Having explored different drawing techniques including ink and bamboo dipping pen and quill pen, I decided to draw Felicity in charcoal, with the aid of a putty rubber to soften and break up the lines and give some texture.
I still feel this is quite a controlled drawing and it is not as fluid and free as it might be. The pose itself is rather and defiantly upright and no matter which techniques I tried (and I tried many), I still could not bring a looseness to this picture. Unfortunately I did not have the opportunity to get my niece Felicity to pose for me again so I had to work from a photo).
My exploratory drawing below was a little more free and the textural marks from the charcoal and putty rubber made more impact. I felt I had to moderate these a little when applying to the whole figure in order to avoid going over the top.
While there are faults, this is a considerably more characterful drawing than my initial picture for this assignment so I’m pleased to have given it another go. I realised that my earlier drawing was ‘out’ in some crucial places; the relationship of the shoulder to the chin was’t quite right and the hands and feet were a little small. I’ve attempted to rectify these issues.
This has been a good learning experience and I’ve particularly enjoyed experimenting with charcoal which I now feel much more comfortable with and enthusiastic about. There are lessons for me to in terms of setting up a model, maybe a little more slouch next time.
In his tutor feedback Jim Unsworth suggested I should have another go at the line and shape assignment because my first attempt was weak. I wholeheartedly agree. I had some misgivings when I submitted it.
I decided to start by exploring different ways to draw Felicity in order to create a picture that is more alive and fluid, having “designed all the life from” the original piece.

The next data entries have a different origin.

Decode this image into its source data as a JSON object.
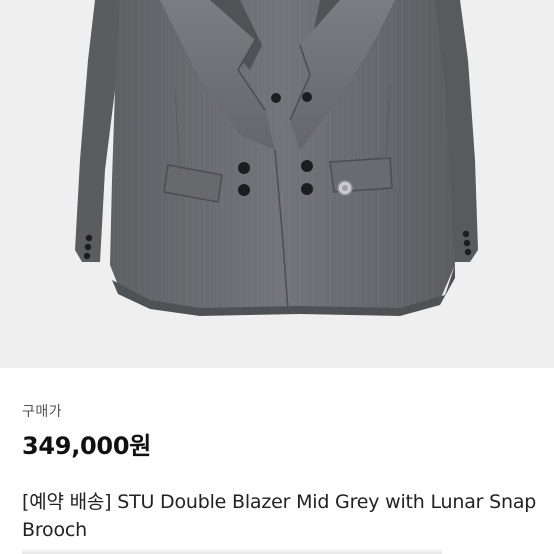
{
  "product": {
    "price_label": "구매가",
    "price": "349,000원",
    "title": "[예약 배송] STU Double Blazer Mid Grey with Lunar Snap Brooch"
  },
  "colors": {
    "image_background": "#efefef",
    "blazer_grey": "#6a6d70",
    "text_primary": "#111111",
    "text_secondary": "#555555"
  }
}
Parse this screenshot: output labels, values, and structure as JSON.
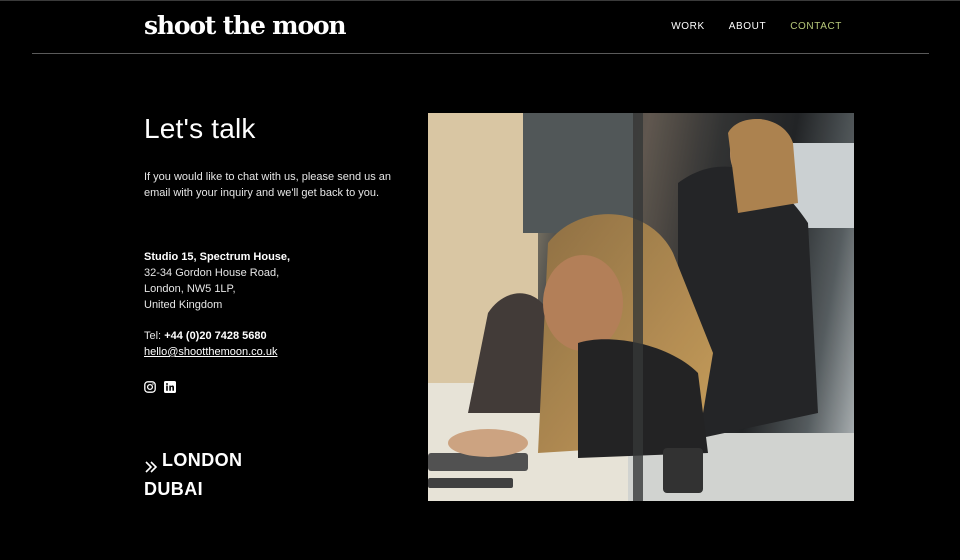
{
  "header": {
    "logo": "shoot the moon",
    "nav": [
      {
        "label": "WORK",
        "active": false
      },
      {
        "label": "ABOUT",
        "active": false
      },
      {
        "label": "CONTACT",
        "active": true
      }
    ]
  },
  "contact": {
    "heading": "Let's talk",
    "intro": "If you would like to chat with us, please send us an email with your inquiry and we'll get back to you.",
    "address": {
      "line1": "Studio 15, Spectrum House,",
      "line2": "32-34 Gordon House Road,",
      "line3": "London, NW5 1LP,",
      "line4": "United Kingdom"
    },
    "phone_label": "Tel:",
    "phone_number": "+44 (0)20 7428 5680",
    "email": "hello@shootthemoon.co.uk",
    "socials": [
      "instagram-icon",
      "linkedin-icon"
    ],
    "locations": [
      "LONDON",
      "DUBAI"
    ]
  },
  "colors": {
    "background": "#000000",
    "text": "#ffffff",
    "accent": "#b7c97a"
  }
}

These are my initial drawings… I decided to work with Felicity in the same seated pose, rather than start again with a different pose so that I could find out what I could achieve with some alternative techniques.